Urgent appeals from Portugal for help to battle wildfires raging across the country have prompted fellow EU states to dispatch fire-fighting aircraft.
Portugal said it could not cope alone in tackling the fires
Spain and France have each sent two water-dropping aircraft and another is due to arrive from Italy on Monday.
Two helicopters are being sent from the Netherlands and three from Germany, along with experts to help tackle around 27 blazes in wood and farmland.
The fires have left at least 15 dead and 140,000 hectares destroyed.
Central and northern Portugal have been the worst affected; several villages have been evacuated. The most serious fire over the weekend was in the Pampilhosa da Serra region, in the Coimbra district 196 km (122 miles) north of Lisbon.
EU FIRE RESPONSE
Spain: 2 planes
France: 2 planes
Germany: 3 Puma helicopters
Italy: 1 plane
Netherlands: 2 helicopters
President of the European Commission Jose Manuel Barroso visited areas affected by fires in the north of Portugal during a holiday visit and pledged support for his home country.
European Commission spokesman Rupert Kreitemeyer told the BBC's World Today programme that the commission had co-ordinated the response to Portugal's appeal for help.
He said France and Spain had already sent water-dropping planes, while help from Germany and Italy was expected to arrive later.
On the ground, the fires have left families devastated.
"I've lost everything," said one woman. "Everything around the house burned. It happened within a few seconds and there was nothing left. There were no firefighters and it looks like hell."
The Portuguese Interior Minister, Antonio Costa, has said the fires were the most damaging in recent times and that the country could not cope without help from abroad.
The situation has been made worse by hot weather and wind.
Portuguese President Jorge Sampaio called for national unity and urged employers to release volunteer firemen from their work obligations "because at this time the country needs as many firefighters as possible".
"This is a very serious moment for Portugal," he said.
Having just returned from holiday in northern Portugal I witnessed the ferocity of the fires. The most alarming thing is how quickly they start and subsequently spread. Fighting such fires is made difficult due to the gradients upon which they burn with stiff winds acting as a catalyst, allowing the fire to spread.
Whilst travelling to the airport in Porto, we drove past three fires in a 100km drive, one of which was burning on both banks of the motorway plus the central reservation. The fire had been burning for over an hour and upon passing the blaze the fire crews had still not had the opportunity to get there.
In the air that evening, the scale of the areas affected was apparent with over 20 fires visible, some raging, others merely beginning. With rain expected in October the fires will only get worse before better.

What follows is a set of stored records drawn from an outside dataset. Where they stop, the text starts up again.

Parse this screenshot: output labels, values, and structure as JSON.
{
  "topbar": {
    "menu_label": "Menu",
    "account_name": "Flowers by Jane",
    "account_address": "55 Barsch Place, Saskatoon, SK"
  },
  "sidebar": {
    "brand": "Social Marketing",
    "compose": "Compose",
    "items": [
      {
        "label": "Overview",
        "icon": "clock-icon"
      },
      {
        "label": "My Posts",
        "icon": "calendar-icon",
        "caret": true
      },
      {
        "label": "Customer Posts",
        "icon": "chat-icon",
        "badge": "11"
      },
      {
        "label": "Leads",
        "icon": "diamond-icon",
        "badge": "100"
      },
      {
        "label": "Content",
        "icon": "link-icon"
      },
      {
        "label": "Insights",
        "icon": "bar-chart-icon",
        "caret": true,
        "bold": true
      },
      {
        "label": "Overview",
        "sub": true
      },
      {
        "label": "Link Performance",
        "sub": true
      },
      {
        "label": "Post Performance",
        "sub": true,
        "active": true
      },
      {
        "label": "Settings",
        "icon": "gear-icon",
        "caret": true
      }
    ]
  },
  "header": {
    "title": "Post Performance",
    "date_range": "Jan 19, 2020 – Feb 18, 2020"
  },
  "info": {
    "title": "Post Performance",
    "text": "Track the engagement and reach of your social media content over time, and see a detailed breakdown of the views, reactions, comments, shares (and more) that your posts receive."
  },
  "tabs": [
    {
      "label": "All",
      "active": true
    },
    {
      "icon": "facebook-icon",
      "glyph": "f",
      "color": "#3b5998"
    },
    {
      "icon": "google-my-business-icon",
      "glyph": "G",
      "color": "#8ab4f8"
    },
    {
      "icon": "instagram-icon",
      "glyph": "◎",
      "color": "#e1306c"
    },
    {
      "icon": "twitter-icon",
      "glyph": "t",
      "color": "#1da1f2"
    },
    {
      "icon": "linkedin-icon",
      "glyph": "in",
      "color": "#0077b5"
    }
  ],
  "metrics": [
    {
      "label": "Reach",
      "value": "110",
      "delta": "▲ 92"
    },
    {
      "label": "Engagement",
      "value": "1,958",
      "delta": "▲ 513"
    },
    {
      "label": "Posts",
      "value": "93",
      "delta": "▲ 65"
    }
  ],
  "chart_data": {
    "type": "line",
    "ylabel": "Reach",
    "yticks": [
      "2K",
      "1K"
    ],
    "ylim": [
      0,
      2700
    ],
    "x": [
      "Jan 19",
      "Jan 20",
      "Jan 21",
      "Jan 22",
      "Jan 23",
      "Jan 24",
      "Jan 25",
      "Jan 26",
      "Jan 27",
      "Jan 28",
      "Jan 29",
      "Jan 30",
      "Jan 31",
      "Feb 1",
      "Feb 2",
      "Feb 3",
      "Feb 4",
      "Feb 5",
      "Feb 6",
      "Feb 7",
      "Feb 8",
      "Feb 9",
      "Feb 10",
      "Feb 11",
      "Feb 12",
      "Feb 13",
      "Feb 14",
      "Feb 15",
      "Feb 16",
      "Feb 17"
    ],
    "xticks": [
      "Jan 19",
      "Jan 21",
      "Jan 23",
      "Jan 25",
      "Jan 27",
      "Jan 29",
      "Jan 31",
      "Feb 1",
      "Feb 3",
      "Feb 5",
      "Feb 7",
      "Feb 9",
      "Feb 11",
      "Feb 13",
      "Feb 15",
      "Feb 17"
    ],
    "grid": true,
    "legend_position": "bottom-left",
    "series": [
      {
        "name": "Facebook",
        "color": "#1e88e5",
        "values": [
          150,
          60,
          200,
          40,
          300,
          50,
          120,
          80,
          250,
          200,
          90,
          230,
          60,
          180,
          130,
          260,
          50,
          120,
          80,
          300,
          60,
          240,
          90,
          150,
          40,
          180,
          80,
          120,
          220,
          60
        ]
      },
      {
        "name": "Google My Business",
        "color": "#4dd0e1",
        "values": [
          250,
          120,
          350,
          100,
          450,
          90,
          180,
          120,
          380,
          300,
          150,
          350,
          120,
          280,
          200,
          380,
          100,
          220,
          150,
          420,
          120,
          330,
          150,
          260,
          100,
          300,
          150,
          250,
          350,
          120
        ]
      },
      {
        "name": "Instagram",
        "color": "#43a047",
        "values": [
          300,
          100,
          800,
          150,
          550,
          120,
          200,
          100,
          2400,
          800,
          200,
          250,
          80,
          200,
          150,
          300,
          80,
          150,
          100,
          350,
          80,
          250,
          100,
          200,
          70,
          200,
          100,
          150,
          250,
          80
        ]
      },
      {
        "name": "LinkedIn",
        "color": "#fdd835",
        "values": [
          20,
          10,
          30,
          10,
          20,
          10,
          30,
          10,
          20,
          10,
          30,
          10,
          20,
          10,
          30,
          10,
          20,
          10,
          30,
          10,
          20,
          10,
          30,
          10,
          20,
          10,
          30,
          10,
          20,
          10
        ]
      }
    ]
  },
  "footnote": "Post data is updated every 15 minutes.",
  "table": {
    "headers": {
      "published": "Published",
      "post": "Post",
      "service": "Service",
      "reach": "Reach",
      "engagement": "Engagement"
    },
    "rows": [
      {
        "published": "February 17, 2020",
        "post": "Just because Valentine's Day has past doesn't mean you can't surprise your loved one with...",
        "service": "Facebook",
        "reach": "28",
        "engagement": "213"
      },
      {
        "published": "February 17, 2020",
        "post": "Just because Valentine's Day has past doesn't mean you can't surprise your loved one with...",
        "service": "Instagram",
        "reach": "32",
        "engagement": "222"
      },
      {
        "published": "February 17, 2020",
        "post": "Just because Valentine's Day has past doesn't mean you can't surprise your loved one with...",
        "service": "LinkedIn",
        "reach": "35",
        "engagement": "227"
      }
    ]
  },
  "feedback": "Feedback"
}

As a Portuguese, from Lisbon, with most of my family in the south, I have seen fires like this all my life. I must say that this year has been worse than usual but we are mainly getting all this because of our incapacity for preventing these dramatic events.
Unless people open their eyes, the only way to prevent this happening next year is just by making sure there's nothing else to burn... sad but true.
Instead of just asking for help now, we must stop being too proud and ask professional fire departments to teach us how to prevent and to deal with situations like this.
Alexandre Goncalves, Lisbon, Portugal
Living in Lisbon, I haven't been directly affected by the fires but you don't have to drive far to see scenes of complete devastation. Even though there have been no major fires in the immediate vicinity, the moon has been tinted orange the last two nights running as a result of smoke haze from fires.
Rather than begging Canadairs from our neighbours each year we should have our own. It's the same story every year yet the government doesn't appear willing to spend a relatively small amount to buy a squadron of Canadair water bombers which would drastically improve firefighting capabilities, preferring instead to buy military submarines and F-16 fighters of no use to anyone.
Michael Brown, Lisbon, Portugal
These fires affect Portugal every year and unfortunately are not wild but manmade. My family has several forest lands in the Portuguese Douro valley that are burned every year because land value is increasing each year.
Forests are cleaned every year just before fire season and replanted every year just after it. Just after the fire season, we receive lots of proposals to sell the land and/or the burned wood. We always send the list of the interested buyers to police.
Miguel, London, UK
Every year, there is a lot of political wrangling here about fire fighting but not enough is done in terms of prevention. Understanding the causes of forest fires and acting upon them is imperative to halt this national tragedy.
Weather factors, like high temperatures and drought, may account for part of the explanation but there are a number of structural and circumstantial factors that need to be identified. Unfortunately, arson is a serious problem that is not effectively dealt with by either the police or the courts.
Anabela Carvalho, Braga, Portugal
My girlfriend and I were on vacation in July in Portugal when we spotted a few fires. They were around the town of Batalha and we could see a whole hill on fire about 15km from our hotel room. You could hear fire engines racing about from all directions to respond to the blazes. It's really sad to see so much land go up in flames.
Desmond, London, UK